(Supplied data Opens)

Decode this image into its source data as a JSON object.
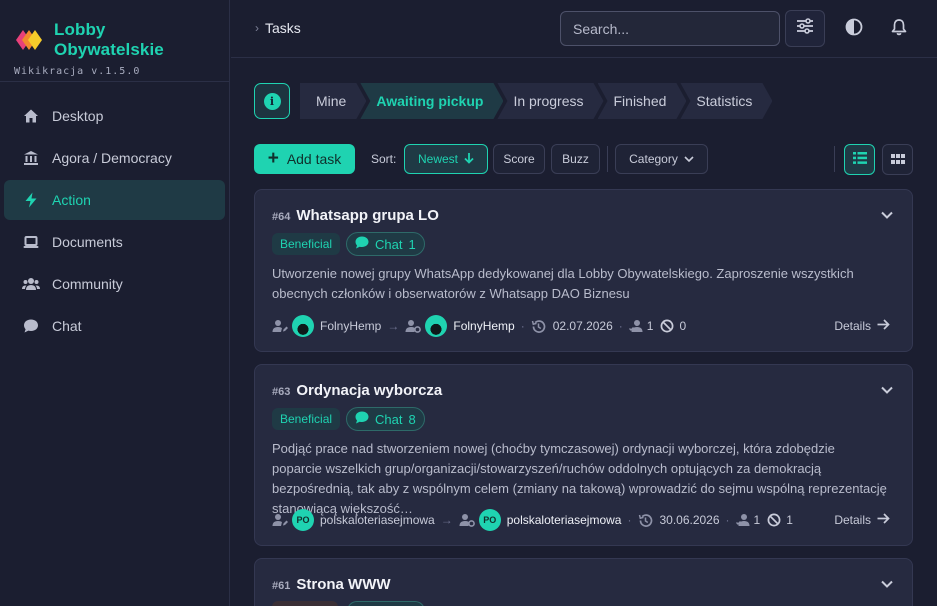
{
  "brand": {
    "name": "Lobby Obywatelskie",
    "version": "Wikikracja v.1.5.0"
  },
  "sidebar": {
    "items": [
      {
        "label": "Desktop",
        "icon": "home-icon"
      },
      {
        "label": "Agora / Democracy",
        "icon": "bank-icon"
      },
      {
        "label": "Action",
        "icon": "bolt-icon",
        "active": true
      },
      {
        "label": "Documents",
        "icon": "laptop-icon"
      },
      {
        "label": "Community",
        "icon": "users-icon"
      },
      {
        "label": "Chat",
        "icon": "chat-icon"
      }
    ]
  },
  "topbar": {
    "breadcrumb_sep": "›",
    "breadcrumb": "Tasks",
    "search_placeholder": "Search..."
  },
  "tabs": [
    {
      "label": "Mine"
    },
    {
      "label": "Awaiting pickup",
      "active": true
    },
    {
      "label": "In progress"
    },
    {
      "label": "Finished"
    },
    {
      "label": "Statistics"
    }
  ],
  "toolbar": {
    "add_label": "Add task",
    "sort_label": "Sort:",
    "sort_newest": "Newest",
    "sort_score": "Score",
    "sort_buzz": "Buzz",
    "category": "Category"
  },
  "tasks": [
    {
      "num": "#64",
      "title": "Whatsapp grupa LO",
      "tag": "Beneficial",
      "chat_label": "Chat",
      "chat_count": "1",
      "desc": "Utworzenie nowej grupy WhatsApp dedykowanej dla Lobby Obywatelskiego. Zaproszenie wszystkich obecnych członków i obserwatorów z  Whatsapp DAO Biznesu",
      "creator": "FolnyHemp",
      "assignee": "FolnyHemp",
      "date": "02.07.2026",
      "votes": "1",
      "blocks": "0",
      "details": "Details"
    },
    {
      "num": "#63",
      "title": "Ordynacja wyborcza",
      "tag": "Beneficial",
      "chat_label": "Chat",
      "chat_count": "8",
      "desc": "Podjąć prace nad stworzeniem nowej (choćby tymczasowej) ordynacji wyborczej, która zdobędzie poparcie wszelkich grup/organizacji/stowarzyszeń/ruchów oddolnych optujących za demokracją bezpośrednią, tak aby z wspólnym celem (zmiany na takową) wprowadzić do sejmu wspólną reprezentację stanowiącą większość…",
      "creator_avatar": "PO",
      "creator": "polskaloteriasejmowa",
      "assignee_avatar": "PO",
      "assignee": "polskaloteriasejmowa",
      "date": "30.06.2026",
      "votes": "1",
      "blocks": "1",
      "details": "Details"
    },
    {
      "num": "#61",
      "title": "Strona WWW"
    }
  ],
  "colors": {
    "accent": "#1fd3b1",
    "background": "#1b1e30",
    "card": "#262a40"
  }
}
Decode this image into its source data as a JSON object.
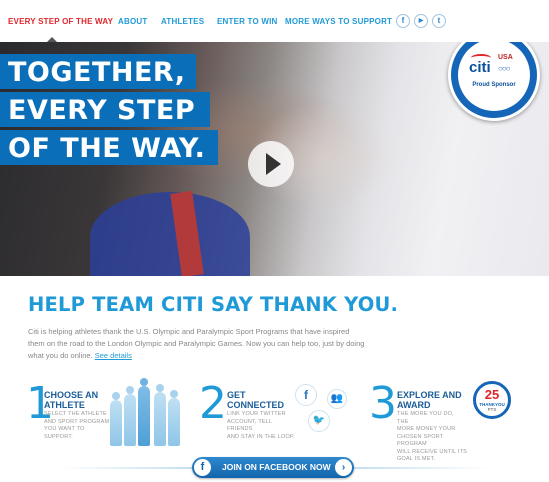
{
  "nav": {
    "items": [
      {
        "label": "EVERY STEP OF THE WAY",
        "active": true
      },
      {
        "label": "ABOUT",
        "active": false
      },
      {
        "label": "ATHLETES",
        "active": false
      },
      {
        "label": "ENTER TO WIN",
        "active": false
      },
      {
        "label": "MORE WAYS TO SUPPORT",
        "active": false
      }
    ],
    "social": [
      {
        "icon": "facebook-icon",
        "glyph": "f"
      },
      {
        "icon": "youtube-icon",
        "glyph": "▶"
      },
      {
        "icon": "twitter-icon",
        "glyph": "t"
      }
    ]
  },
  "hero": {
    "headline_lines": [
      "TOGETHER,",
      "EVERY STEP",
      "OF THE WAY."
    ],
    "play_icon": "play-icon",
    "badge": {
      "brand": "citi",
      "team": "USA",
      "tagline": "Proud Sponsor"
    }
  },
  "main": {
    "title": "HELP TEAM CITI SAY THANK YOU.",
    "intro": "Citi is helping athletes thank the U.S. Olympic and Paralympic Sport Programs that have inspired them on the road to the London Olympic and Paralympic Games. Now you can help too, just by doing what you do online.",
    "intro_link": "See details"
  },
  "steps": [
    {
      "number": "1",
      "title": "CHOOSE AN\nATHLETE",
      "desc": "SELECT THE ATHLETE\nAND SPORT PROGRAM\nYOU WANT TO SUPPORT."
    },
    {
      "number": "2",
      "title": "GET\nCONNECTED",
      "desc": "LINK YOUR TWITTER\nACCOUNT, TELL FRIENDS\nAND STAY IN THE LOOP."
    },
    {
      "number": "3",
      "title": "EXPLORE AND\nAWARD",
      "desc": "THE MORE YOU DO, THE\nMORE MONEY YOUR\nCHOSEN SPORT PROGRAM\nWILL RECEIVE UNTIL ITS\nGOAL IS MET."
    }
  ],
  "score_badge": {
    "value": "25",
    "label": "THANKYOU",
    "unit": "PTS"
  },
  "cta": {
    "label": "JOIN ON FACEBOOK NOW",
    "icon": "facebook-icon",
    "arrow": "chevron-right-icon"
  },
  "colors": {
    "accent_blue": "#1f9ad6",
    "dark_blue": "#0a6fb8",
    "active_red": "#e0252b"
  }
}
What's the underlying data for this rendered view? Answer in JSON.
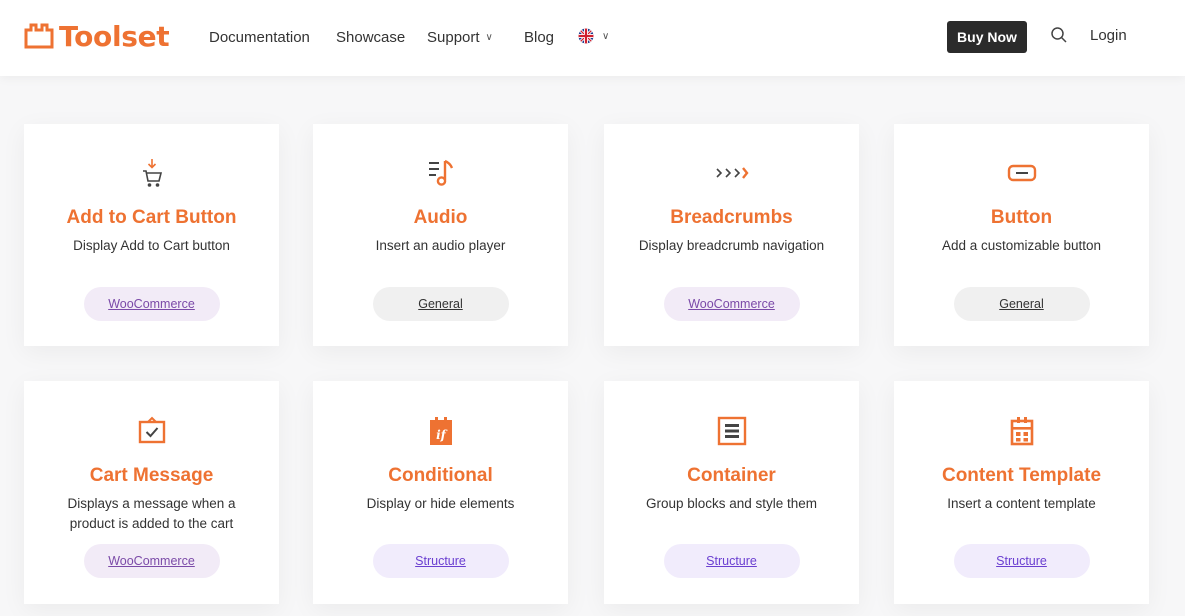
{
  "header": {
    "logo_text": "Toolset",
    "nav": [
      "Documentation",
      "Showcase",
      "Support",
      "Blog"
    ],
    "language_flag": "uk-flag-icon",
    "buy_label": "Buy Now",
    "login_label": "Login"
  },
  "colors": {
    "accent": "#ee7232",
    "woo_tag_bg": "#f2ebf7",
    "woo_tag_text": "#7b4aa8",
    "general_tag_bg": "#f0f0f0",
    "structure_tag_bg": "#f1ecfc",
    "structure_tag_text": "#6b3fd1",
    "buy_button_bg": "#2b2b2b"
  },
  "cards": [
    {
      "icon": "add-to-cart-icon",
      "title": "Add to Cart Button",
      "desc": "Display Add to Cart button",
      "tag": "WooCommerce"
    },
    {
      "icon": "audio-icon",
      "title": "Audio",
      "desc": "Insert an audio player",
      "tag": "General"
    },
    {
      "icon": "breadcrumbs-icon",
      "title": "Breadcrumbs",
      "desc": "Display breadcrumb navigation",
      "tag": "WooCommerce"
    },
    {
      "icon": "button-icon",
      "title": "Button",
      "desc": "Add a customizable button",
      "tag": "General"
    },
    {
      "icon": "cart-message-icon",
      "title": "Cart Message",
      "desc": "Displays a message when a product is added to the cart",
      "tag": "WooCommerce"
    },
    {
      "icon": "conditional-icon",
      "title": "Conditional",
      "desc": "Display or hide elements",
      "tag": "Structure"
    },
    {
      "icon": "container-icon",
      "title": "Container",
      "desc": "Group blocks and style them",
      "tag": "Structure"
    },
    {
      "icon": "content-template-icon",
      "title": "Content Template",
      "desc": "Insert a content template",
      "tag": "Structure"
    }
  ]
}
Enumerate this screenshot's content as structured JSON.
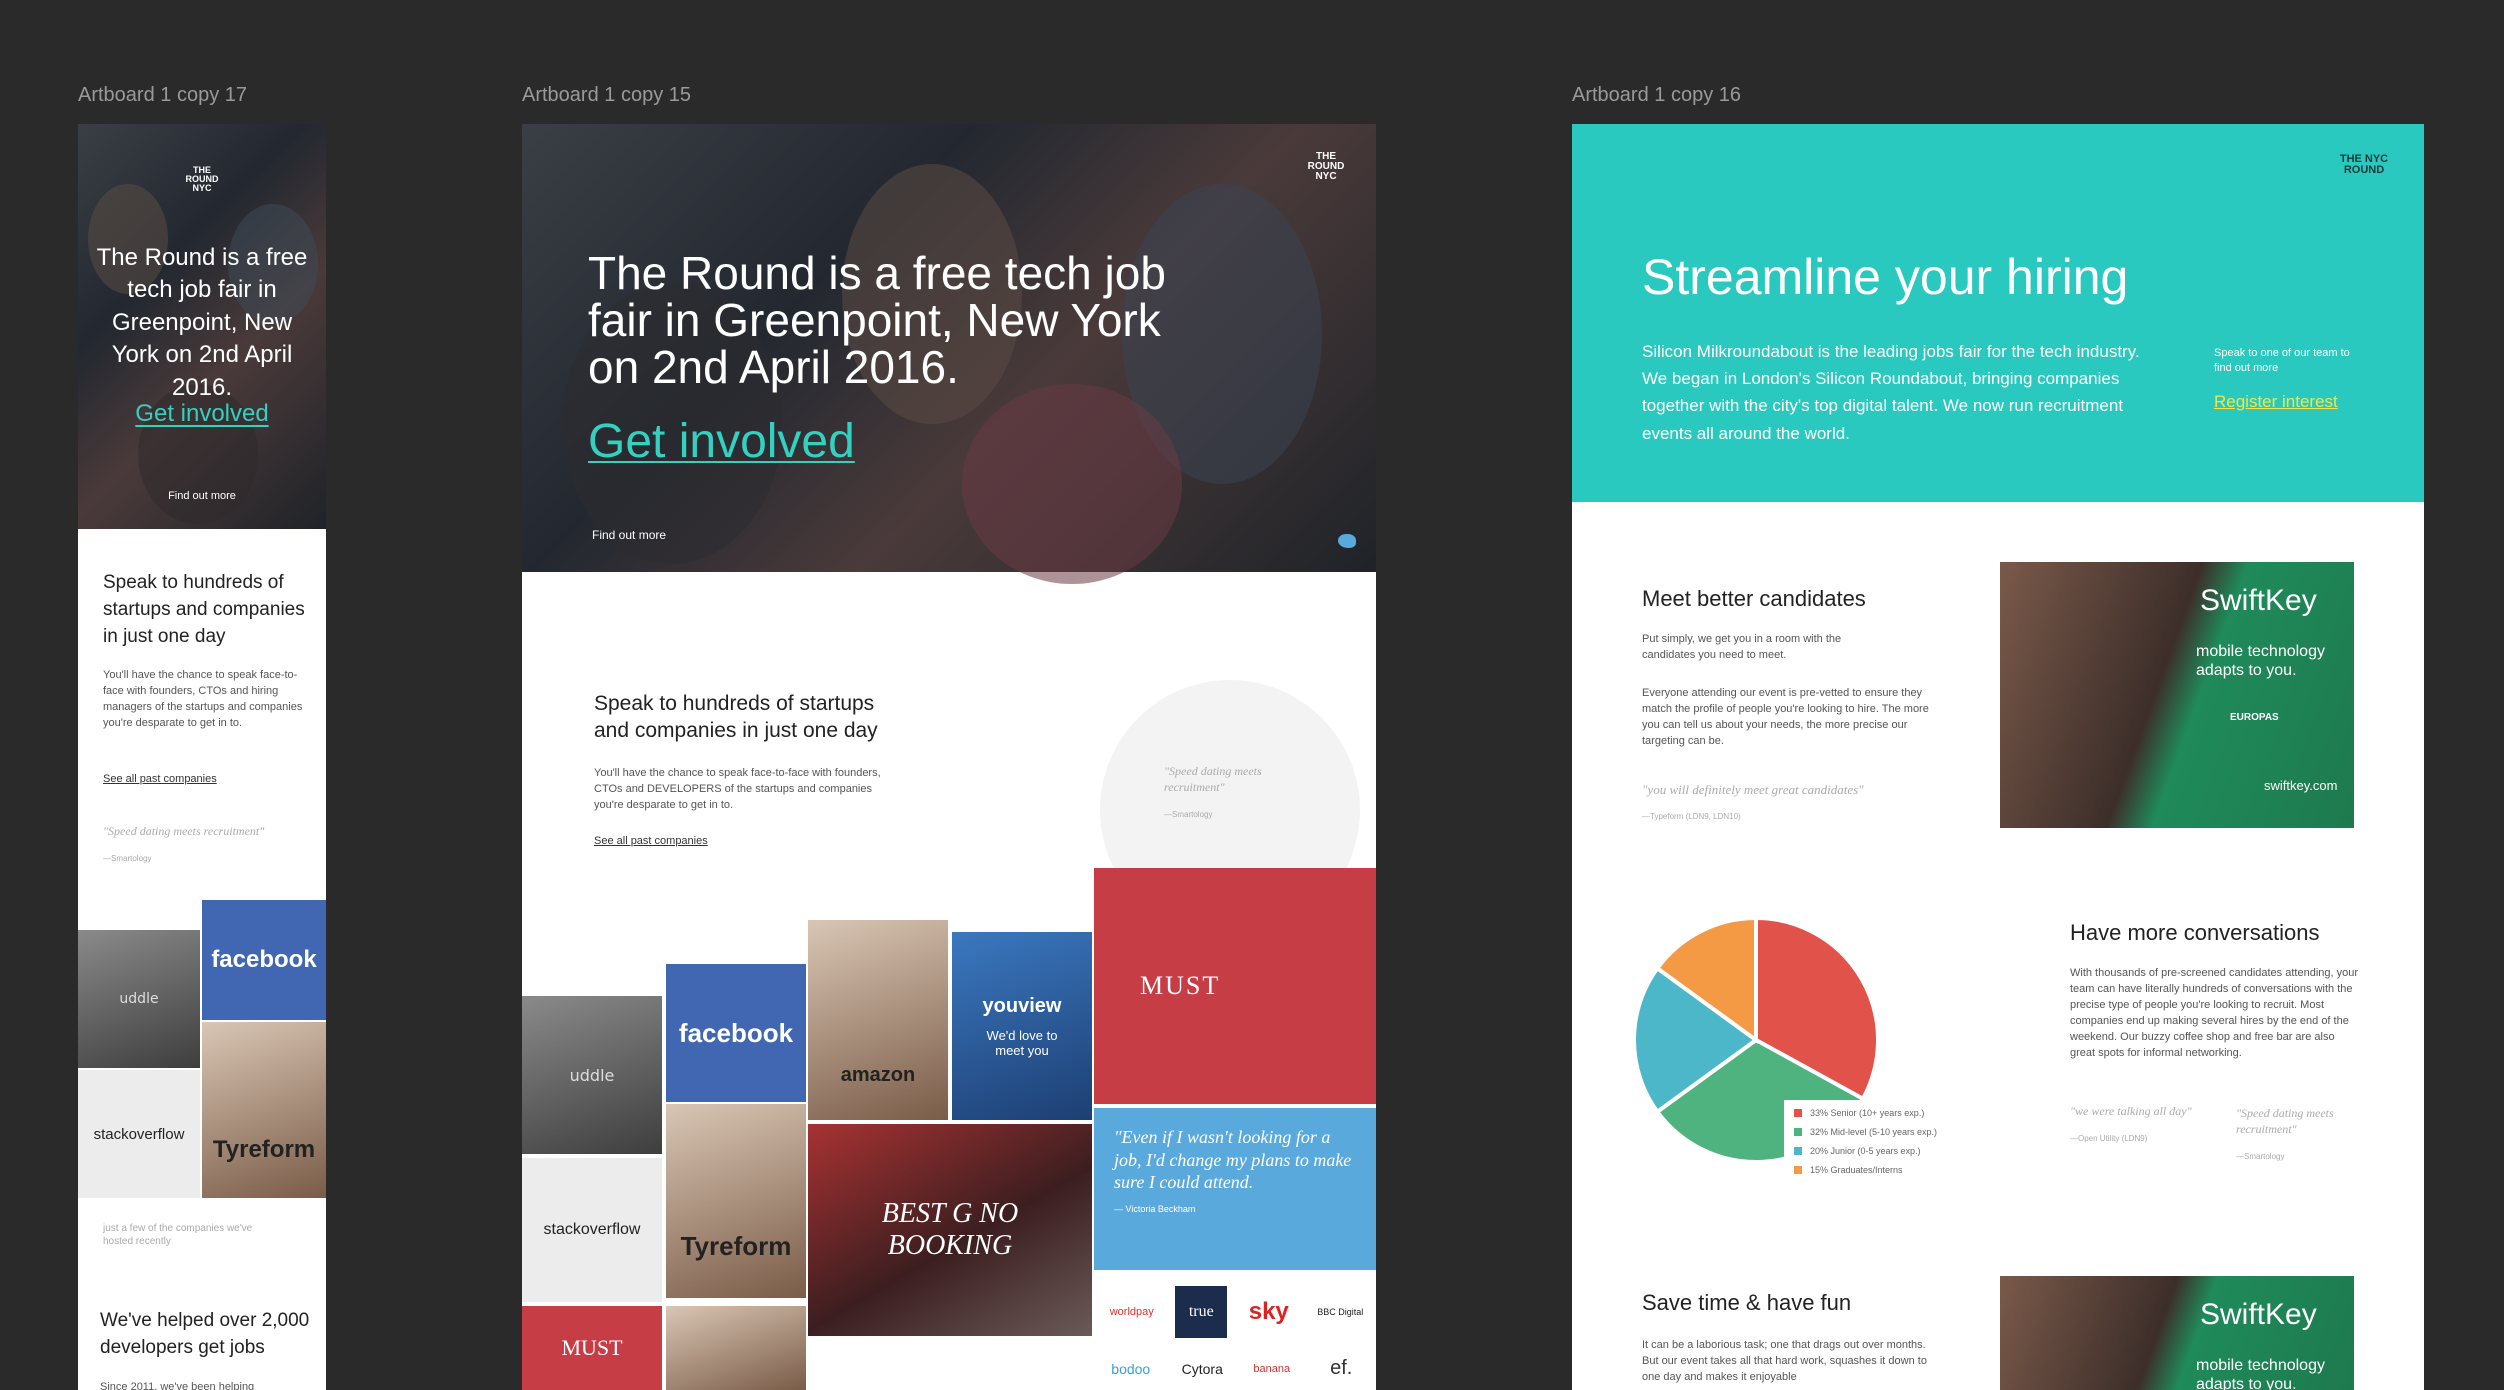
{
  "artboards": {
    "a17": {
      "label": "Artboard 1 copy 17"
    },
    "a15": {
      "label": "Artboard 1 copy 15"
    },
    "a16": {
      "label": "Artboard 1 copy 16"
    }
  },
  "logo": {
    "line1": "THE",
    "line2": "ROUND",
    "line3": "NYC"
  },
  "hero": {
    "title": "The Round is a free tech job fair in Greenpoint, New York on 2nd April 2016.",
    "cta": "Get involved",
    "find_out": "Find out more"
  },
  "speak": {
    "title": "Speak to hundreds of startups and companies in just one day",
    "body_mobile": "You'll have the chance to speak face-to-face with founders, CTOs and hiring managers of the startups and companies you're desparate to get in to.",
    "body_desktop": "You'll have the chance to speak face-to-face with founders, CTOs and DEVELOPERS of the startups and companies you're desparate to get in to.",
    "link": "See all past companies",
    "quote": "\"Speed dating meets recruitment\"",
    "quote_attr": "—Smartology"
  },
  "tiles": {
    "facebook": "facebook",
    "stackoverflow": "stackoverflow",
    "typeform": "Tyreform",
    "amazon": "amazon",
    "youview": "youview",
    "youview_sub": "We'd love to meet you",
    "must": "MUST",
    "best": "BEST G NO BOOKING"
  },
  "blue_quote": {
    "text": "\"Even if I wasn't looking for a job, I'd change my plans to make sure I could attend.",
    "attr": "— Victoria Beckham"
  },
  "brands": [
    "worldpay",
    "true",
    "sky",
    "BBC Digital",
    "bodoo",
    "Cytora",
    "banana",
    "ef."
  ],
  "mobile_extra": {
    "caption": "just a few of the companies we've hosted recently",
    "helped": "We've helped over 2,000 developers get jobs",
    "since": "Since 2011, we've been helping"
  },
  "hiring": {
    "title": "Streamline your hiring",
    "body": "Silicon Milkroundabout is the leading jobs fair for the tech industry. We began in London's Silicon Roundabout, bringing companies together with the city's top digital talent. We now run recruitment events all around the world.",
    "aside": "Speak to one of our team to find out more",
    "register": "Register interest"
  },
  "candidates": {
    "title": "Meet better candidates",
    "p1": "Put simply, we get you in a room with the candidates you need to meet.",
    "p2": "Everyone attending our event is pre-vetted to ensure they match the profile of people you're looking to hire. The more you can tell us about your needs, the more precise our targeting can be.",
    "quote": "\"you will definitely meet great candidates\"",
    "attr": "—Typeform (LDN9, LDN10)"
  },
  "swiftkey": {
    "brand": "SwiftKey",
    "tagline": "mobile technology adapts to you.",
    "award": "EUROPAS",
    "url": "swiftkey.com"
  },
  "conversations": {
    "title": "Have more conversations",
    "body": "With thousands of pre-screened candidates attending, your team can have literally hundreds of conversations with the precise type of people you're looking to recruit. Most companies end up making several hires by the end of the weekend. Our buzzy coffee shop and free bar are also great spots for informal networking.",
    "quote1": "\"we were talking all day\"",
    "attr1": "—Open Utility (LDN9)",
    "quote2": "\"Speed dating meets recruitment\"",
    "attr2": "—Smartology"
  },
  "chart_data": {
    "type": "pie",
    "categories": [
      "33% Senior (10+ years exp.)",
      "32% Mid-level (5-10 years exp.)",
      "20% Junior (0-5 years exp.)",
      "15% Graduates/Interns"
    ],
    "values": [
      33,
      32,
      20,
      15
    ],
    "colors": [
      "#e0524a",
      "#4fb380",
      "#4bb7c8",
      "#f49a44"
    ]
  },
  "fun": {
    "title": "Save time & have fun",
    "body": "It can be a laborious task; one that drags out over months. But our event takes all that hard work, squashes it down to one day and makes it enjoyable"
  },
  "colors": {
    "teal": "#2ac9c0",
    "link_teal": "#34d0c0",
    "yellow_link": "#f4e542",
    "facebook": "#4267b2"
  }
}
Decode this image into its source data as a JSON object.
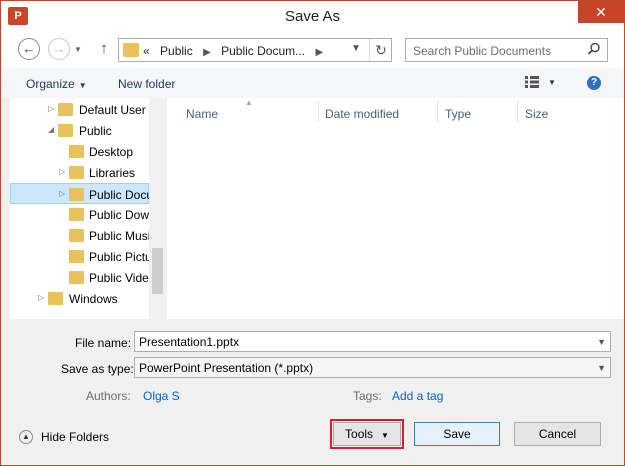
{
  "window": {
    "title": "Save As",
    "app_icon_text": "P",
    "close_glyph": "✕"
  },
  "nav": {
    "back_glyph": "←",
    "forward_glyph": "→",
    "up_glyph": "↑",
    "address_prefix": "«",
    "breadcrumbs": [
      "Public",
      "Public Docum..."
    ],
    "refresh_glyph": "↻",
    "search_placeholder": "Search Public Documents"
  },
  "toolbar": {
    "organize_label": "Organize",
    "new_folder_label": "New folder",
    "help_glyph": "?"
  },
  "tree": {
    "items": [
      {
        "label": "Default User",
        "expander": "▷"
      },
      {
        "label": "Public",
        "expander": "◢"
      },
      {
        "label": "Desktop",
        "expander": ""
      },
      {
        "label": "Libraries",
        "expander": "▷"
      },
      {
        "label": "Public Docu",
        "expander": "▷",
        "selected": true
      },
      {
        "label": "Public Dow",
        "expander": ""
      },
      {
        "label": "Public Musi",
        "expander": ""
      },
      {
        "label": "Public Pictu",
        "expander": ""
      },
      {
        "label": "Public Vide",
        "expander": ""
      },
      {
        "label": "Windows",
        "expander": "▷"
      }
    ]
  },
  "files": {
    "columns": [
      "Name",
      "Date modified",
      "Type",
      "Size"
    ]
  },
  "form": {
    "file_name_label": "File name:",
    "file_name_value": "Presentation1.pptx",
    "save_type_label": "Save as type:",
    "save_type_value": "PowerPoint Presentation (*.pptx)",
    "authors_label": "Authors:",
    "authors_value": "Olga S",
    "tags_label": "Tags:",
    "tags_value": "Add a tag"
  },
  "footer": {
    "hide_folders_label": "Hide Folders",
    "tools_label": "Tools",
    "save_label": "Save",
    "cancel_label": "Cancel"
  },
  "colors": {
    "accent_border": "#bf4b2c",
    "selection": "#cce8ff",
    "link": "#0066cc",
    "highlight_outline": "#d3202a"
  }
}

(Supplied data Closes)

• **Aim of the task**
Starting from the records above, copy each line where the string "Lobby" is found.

• **Solution to the problem**
    "name": "Lobby Obywatelskie",
      "desc": "Utworzenie nowej grupy WhatsApp dedykowanej dla Lobby Obywatelskiego. Zaproszenie wszystkich obecnych członków i obserwatorów z  Whatsapp DAO Biznesu",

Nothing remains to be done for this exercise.